She was formidable, flawless … and highly electable. Julia Gillard’s speech in Melbourne last night showed us a glimpse of the prime minister she could have been. So what happened?
“Nothing in her political life / became her like the leaving it” — adapted from Macbeth for Julia Gillard
Now that Julia Gillard is no longer prime minister, she seems intent on demonstrating why she should have been an excellent one.
Gillard gave a flawless performance at a question-and-answer spectacle in Melbourne last night. She came across as intelligent, likeable and genuine. She was formidable, she was highly electable. So why didn’t we see this when she was PM?
Some in the room were surprised at her performance, and puzzled over why it seemed stronger than when she was leader. Did Gillard make a fatal political miscalculation in thinking she had to strip the personality out of the PM — that she would do better as a machine, dancing to the tune of focus groups? Or was she a victim of a political system that only allows robotic spin-merchants to reign? If it’s the former, it’s a problem for Gillard. If it’s the latter it’s a problem for everyone.
This week Gillard has spoken publicly for the first time since she lost the leadership to Kevin Rudd in June. She got a heroine’s welcome at an Oprah-style celebration in Sydney on Monday, but the speech in Melbourne on Tuesday night was different.

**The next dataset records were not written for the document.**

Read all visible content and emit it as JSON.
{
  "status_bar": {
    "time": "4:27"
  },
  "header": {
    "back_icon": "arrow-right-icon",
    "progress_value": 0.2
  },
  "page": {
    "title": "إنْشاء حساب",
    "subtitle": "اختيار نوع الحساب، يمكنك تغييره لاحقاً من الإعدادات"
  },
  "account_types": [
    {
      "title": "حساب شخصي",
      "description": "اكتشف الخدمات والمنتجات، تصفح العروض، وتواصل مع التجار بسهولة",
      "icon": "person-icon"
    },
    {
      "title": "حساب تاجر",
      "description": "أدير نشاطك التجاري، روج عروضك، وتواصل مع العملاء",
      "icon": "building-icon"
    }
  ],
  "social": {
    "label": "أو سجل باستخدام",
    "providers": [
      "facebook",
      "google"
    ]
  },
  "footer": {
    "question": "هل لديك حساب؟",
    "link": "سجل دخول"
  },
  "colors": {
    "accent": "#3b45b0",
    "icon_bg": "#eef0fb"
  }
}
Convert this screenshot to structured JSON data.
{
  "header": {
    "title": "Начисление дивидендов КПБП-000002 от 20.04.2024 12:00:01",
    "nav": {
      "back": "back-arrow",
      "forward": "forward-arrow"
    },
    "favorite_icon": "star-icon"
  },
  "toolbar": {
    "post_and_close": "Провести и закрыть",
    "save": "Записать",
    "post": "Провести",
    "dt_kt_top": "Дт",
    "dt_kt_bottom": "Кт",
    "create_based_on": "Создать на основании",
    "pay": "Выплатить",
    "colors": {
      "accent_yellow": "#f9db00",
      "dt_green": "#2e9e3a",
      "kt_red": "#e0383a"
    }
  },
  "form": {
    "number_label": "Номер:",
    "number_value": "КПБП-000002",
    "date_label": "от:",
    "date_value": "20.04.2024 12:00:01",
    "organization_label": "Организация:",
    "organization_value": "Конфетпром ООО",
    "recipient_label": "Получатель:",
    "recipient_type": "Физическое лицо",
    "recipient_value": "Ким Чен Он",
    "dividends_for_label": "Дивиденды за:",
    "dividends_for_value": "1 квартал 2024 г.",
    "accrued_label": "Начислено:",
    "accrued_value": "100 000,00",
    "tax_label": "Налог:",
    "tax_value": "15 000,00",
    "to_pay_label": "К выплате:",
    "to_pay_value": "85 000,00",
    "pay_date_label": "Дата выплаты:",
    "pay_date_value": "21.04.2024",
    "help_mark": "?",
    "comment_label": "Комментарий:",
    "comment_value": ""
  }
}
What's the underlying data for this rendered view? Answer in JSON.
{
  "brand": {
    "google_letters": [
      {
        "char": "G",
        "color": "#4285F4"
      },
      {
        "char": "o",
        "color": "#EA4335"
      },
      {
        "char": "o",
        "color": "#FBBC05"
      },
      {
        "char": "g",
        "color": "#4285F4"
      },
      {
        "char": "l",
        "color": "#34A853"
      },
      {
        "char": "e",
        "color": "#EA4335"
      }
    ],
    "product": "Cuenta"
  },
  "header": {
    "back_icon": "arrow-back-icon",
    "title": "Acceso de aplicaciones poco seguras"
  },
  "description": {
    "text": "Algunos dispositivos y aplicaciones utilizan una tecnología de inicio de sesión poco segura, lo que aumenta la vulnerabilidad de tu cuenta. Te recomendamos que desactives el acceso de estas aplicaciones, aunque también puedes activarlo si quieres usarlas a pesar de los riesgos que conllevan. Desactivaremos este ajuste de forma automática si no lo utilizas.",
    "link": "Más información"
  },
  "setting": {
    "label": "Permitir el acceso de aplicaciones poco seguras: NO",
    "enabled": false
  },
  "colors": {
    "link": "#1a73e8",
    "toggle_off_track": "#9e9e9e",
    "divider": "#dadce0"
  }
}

The 2000 tickets to the conversation with author Anne Summers sold out within four hours. It was a partisan and sympathetic audience, largely female. Gillard got a standing ovation before she had said a word, as she emerged to Katy Perry’s Roar. This was always going to be the easiest of audiences for her.
But don’t underestimate those attending, or what Gillard did. She did more than perform well in front of a home crowd.
Gillard was asked about tough subjects — carbon pricing, asylum seekers, gay marriage, cutting single parent allowances. The audience listened intently. For most of the 90-minute session there was a charged silence as 2000 people sat forward in their chairs.
She blended inspiring messages with a deft defence of her more controversial policies. She stood her ground, and appeared quite genuine. “I can’t lay out the answers in front of you,” she said to a questioner seeking a more compassionate asylum-seeker policy. “I feel like I got on the tram at a different stop,” she responded when asked why she opposed gay marriage.
Gillard tells funny stories — who knew? When asked why she didn’t seem bitter about her political fate (yes, the questions were sympathetically framed), she recalled working as a junior lawyer interviewing people who thought they had been wronged at work. As she listened to tirades and looked at endless lever-arch folders, she would think: “You can have a crap rest of your life … or you can go home and burn the folders.”
When talking about the toughness of political life, she recalled Paul Keating telling her “love, we all get taken out in a box”. It was “very very Paul”, she added.
As one savvy political observer said after the event: “The person we saw on the stage tonight was probably Australia’s best prime minister ever. Pity we never saw it when she was prime minister.”
Gillard is fighting for her political legacy by constructing a version of events which paints her as a success. That appeared to be her goal last night and she did a good job of it. She may have struggled as prime minister, but will she win this battle in the long-term?